Dataset excerpts
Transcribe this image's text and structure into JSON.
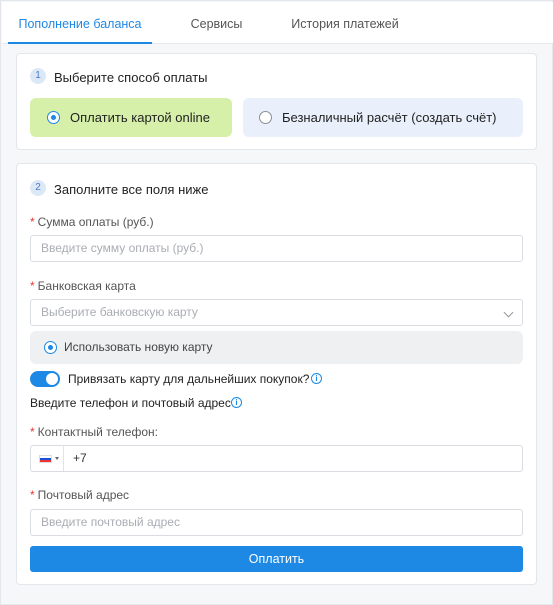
{
  "tabs": [
    {
      "label": "Пополнение баланса",
      "active": true
    },
    {
      "label": "Сервисы",
      "active": false
    },
    {
      "label": "История платежей",
      "active": false
    }
  ],
  "step1": {
    "number": "1",
    "title": "Выберите способ оплаты",
    "options": [
      {
        "label": "Оплатить картой online",
        "selected": true
      },
      {
        "label": "Безналичный расчёт (создать счёт)",
        "selected": false
      }
    ]
  },
  "step2": {
    "number": "2",
    "title": "Заполните все поля ниже",
    "amount": {
      "required_mark": "*",
      "label": "Сумма оплаты (руб.)",
      "placeholder": "Введите сумму оплаты (руб.)"
    },
    "bank_card": {
      "required_mark": "*",
      "label": "Банковская карта",
      "placeholder": "Выберите банковскую карту"
    },
    "new_card_option": {
      "label": "Использовать новую карту",
      "selected": true
    },
    "bind_card": {
      "label": "Привязать карту для дальнейших покупок?",
      "enabled": true
    },
    "contact_note": "Введите телефон и почтовый адрес",
    "phone": {
      "required_mark": "*",
      "label": "Контактный телефон",
      "label_suffix": ":",
      "value": "+7"
    },
    "email": {
      "required_mark": "*",
      "label": "Почтовый адрес",
      "placeholder": "Введите почтовый адрес"
    },
    "submit_label": "Оплатить"
  },
  "colors": {
    "accent": "#1e88e5",
    "selected_option_bg": "#d6f0a9",
    "unselected_option_bg": "#e9f0fb",
    "required": "#e53935"
  },
  "icons": {
    "info": "info-icon",
    "flag": "russia-flag-icon",
    "chevron": "chevron-down-icon"
  }
}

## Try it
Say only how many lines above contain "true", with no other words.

## Output for this task
4